However, not everyone agrees. A 2011 article from Munoz et al reported a reduced hospital length of stay in ED patients who received subcutaneous insulin every two hours until their glucose was below 200 mg/dL (3.8 days versus 5.3 days).5 However, the intervention group of only 44 patients who all received insulin was compared to a historical control group in which only 35 percent received insulin. In addition, despite the difference being statistically significant (P <0.05), this is not clinically significant because the primary reason for admission was more likely the driver for length of stay than the patient’s glucose level.
In a recent study by Driver et al, a retrospective cohort chart review of 422 patients was performed and included only patients who were discharged and had a glucose level of equal to or greater than 400 mg/dL at some point during their ED visit.6 The mean arrival and discharge glucose levels were 491 mg/dL and 334 mg/dL, respectively. Seven percent (36 patients) returned for hyperglycemia and were admitted within seven days. However, after adjusting for several variables, including arrival glucose and the amount of insulin received, the discharge glucose was not associated with return ED visits or hospitalization for any reason.
Although all of these studies have limitations, we are comparing them to the physiologic argument that reducing elevated glucose must be a good thing. It’s time to stop a practice that seemed to make reasonable sense but has no proven benefit.
- Litzendorf ME, Satiani B. Superficial venous thrombosis: disease progression and evolving treatment approaches. Vasc Health Risk Manag. 2011;7:569-575.
- Binder B, Lackner HK, Salmhofer W, et al. Association between superficial vein thrombosis and deep vein thrombosis of the lower extremities. Arch Dermatol. 2009;145(7):753-757.
- Goyal N, Tsivgoulis G, Zand R, et al. Systemic thrombolysis in acute ischemic stroke patients with unruptured intracranial aneurysms. Neurology. 2015;85(17):1452-1458.
- Johnson-Clague M, Dileo J, Katz MD, et al. Effect of full correction versus partial correction of elevated blood glucose in the emergency department on hospital length of stay. Am J Ther. 2016;23(3):e805-e809.

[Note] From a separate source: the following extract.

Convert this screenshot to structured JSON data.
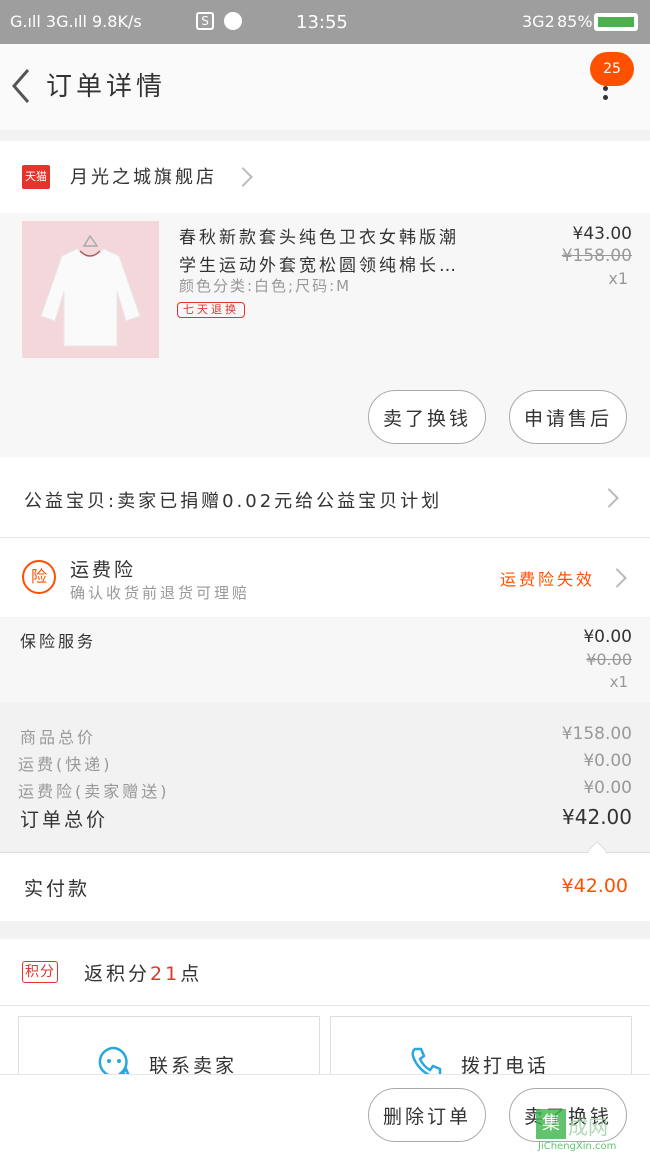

- Munoz C, Villanueva G, Fogg L, et al. Impact of a subcutaneous insulin protocol in the emergency department: Rush Emergency Department Hyperglycemia Intervention (REDHI). J Emerg Med. 2011;40(5):493-498.
- Driver BE, Olives TD, Bischof JE, et al. Discharge glucose is not associated with short-term adverse outcomes in emergency department patients with moderate to severe hyperglycemia. Ann Emerg Med. 2016;68(6):697-705.